--- Data records Enclosed Below ---

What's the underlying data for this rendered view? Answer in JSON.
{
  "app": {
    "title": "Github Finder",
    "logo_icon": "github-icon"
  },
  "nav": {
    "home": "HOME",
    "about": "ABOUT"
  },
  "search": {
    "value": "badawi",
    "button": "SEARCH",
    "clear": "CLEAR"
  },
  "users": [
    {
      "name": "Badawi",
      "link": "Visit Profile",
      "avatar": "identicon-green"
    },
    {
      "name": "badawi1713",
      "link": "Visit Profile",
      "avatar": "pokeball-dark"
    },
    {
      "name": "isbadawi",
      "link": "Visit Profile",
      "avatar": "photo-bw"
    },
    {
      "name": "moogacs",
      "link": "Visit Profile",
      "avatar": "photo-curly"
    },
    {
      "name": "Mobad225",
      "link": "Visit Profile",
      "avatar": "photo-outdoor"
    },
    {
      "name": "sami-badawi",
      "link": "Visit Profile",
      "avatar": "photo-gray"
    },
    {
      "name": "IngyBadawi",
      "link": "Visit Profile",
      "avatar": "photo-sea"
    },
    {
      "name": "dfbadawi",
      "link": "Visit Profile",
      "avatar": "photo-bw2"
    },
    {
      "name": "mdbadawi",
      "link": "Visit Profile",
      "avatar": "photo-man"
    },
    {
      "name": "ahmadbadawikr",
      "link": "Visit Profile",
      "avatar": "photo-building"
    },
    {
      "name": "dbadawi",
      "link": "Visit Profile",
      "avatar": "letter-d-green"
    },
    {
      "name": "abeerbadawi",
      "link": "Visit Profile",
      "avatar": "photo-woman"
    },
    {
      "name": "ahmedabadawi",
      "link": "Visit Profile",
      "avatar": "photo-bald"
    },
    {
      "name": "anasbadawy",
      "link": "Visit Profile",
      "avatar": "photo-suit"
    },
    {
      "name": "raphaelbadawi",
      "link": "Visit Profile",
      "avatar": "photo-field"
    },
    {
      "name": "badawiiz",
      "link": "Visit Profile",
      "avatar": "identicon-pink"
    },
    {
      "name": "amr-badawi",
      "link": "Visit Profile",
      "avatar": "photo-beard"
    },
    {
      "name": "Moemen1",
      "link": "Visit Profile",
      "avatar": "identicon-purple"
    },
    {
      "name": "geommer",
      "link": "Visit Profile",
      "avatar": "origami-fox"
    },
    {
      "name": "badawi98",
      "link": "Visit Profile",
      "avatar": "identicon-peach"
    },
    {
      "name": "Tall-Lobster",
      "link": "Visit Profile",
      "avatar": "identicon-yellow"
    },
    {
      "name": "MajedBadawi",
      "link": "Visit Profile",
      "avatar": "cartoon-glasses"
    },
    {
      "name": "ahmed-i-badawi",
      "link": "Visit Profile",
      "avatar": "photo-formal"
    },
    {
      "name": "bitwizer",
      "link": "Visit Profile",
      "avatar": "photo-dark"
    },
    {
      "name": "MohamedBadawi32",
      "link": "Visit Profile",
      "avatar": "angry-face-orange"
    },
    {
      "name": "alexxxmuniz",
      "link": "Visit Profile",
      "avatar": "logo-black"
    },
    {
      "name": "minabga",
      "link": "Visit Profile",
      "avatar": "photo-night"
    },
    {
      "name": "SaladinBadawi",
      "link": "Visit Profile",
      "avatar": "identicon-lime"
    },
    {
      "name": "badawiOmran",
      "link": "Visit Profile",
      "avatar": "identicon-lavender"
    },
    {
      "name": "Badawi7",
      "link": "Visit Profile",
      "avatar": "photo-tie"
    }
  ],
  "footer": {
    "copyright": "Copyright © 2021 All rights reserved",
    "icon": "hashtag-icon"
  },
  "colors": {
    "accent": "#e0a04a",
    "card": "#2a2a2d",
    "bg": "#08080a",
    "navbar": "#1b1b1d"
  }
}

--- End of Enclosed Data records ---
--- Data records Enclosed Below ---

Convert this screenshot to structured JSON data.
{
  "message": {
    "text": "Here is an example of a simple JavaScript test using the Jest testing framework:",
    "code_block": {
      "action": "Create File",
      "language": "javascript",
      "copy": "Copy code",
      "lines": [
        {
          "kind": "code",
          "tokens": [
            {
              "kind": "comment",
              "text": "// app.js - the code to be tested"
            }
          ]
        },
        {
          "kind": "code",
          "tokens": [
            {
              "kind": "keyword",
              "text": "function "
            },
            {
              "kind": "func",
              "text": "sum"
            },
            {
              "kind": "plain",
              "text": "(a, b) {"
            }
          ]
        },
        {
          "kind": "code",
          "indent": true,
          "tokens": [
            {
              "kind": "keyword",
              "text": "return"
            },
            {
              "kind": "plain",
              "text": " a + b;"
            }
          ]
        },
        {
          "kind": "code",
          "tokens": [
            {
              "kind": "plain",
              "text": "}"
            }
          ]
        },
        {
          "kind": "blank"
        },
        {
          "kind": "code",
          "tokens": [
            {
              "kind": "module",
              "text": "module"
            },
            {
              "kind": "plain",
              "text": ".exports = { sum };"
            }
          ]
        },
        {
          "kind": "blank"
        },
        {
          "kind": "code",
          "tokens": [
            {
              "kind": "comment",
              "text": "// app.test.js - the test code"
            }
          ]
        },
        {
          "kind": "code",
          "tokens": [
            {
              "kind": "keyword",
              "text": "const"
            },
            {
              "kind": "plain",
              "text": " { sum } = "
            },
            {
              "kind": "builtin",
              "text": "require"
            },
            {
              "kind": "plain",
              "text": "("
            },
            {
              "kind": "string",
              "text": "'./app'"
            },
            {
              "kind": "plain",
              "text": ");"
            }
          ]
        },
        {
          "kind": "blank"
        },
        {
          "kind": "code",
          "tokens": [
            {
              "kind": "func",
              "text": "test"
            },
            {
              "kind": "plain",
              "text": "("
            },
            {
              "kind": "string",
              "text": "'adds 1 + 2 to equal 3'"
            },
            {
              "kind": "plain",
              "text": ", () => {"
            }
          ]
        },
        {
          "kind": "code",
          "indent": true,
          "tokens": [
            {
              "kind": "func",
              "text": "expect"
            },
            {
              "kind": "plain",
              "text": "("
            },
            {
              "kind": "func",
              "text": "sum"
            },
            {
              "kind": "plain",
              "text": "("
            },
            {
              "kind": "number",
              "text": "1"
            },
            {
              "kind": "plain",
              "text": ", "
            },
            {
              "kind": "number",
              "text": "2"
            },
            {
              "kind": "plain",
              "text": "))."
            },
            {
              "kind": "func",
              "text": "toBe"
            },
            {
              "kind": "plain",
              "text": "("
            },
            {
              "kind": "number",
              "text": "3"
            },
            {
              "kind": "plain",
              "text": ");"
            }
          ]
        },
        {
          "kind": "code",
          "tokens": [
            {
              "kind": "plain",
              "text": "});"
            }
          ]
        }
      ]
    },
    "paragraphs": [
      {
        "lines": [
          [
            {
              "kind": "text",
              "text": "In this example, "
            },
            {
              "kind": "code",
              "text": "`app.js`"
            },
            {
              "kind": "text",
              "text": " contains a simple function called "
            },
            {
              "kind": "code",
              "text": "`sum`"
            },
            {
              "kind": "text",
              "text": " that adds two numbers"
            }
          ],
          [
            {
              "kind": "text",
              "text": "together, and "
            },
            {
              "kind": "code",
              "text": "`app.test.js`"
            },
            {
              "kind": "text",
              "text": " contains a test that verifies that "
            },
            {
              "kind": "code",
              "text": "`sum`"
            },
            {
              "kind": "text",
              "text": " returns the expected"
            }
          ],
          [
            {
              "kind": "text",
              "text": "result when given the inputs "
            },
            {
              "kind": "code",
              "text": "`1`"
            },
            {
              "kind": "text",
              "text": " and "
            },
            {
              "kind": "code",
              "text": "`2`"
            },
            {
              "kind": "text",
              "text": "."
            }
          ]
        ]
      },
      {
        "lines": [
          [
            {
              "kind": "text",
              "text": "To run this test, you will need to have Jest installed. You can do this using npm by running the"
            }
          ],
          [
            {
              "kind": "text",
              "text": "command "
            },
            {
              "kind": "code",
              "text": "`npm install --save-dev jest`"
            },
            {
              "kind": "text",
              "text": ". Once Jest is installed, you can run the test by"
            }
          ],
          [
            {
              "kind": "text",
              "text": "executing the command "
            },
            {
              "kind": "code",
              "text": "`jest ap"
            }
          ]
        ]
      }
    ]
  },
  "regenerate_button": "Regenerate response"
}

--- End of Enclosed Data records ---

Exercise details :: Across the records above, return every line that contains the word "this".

Your response ::
What's the underlying data for this rendered view? Answer in JSON.
Convert this screenshot to structured JSON data.
              "text": "In this example, "
              "text": "To run this test, you will need to have Jest installed. You can do this using npm by running the"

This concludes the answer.